The traders had less influence over these designs than they did over rugs of the period because weavers still were making them for Navajo use, whereas rugs were made for sale to the Anglo world.
As a result, saddle blankets typically did not follow the “regional styles” which were specific to various trading posts around the reservation such as Ganado, Crystal or Two Grey Hills.
The Navajo originally made saddle blankets for their own use, although military men and ranchers who had early contact with them also valued the weavings.
By the 1880s, with flocks re-established and the reservation trading post system in place, weavers began to produce saddle blankets in commercial quantities which the traders wholesaled to saddlemakers and other retailers.
They quickly became the favorites of cowboys and ranchers who appreciated their durability and happily discovered that the coarse weave of workaday blankets let air circulate over the horses’ backs.
Cowboys who could afford the premium price often chose the twill-woven and double-woven blankets because they were much thicker and even more durable than the tapestry weave blankets.
Anglo and Hispanic ranchers also purchased fancy blankets, paying as much as five times the price of the common article, and using them much as the Navajos did.
By the early years of the 20th century, Navajo weavings dominated the saddle blanket trade throughout the Great Plains and Western states, and were widely considered superior to any factory-made blankets and saddle pads.
Anglo customers also found that Navajo saddle blankets made excellent small rugs, and many retailers sold them for this purpose.
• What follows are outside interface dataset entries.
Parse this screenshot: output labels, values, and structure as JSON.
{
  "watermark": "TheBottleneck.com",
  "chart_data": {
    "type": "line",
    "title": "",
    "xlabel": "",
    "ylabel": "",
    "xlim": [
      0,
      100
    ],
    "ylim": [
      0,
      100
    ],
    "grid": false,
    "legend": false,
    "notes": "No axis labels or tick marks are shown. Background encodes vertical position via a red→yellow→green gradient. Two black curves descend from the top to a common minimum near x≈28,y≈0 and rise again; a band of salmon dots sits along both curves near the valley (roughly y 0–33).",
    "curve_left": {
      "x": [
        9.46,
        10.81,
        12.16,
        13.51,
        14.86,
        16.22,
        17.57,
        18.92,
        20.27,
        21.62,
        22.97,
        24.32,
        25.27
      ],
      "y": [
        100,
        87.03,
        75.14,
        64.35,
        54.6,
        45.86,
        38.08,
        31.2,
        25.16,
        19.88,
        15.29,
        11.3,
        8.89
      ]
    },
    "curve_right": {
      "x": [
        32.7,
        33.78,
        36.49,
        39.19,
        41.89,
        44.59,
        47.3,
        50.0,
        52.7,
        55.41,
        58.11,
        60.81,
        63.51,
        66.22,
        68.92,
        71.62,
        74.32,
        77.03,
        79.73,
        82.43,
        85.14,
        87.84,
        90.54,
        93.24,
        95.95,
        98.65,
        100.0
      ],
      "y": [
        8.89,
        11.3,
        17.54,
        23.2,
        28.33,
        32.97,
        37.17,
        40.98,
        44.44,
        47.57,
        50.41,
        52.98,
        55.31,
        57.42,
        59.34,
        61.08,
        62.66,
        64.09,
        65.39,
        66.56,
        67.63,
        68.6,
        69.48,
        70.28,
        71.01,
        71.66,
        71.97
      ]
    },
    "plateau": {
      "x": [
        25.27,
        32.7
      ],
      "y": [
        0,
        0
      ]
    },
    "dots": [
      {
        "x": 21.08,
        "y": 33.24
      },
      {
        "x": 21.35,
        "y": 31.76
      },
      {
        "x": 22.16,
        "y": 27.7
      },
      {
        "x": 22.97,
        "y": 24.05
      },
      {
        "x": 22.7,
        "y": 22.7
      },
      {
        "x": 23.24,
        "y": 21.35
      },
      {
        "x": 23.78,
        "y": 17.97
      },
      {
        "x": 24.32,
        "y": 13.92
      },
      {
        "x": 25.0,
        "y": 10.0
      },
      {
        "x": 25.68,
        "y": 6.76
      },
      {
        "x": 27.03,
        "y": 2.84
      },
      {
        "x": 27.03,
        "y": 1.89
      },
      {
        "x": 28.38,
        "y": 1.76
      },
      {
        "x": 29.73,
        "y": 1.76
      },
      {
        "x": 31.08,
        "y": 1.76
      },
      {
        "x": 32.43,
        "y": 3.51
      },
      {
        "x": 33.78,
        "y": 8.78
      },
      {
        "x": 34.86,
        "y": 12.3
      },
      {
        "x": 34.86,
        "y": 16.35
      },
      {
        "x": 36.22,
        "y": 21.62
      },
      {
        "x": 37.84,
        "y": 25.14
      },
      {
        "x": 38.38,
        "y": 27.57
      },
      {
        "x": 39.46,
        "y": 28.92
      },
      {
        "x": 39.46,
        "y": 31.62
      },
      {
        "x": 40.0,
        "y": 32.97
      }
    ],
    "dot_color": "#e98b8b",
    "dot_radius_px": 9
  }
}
Many a ranch house, dude ranch cottage, or even an urban bungalow were decorated with these Indian “souvenirs.”
The Dust Bowl years
During the Dust Bowl years of the 1930s, the U. S. government forced the Navajo to dramatically reduce the size of their flocks in hopes of improving rangeland devastated by drought and overgrazing.
Fewer sheep meant less wool and fewer blankets, causing prices to rise steadily throughout the following decades.
Moreover, the availability of off-reservation employment during World War II and beyond drew many Navajos away from sheepherding and weaving as their primary livelihood.
By the 1960s, Navajo saddle blankets-especially the common types-largely were priced out of the market increasingly dominated by mass-produced saddle pads.
The Navajo’s own use of their saddle blankets decreased in the late 20th century for the same reason.
Nevertheless, a few weavers continue to weave them, often in diamond twill and double-woven two-faced designs, which they sell mostly as rugs or art pieces.
The last two decades have seen a sharp rise in demand among collectors for older Navajo saddle blankets.
Surely, many buyers are interested in their history and the fact that they are a type of textile that the Navajo continued to make for their own use long after they stopped making blankets for themselves and started producing rugs for the traders.
Their broadest appeal, however, lies in a distinctive aesthetic that not only is unlike textiles from other cultures, but also unlike other Navajo weavings.
Although we can never know all of the meanings and nuances of their aesthetic origins, they do give us a glimpse into the Navajo way of thinking. And, on the purely subject level, they are masterful works of abstract art.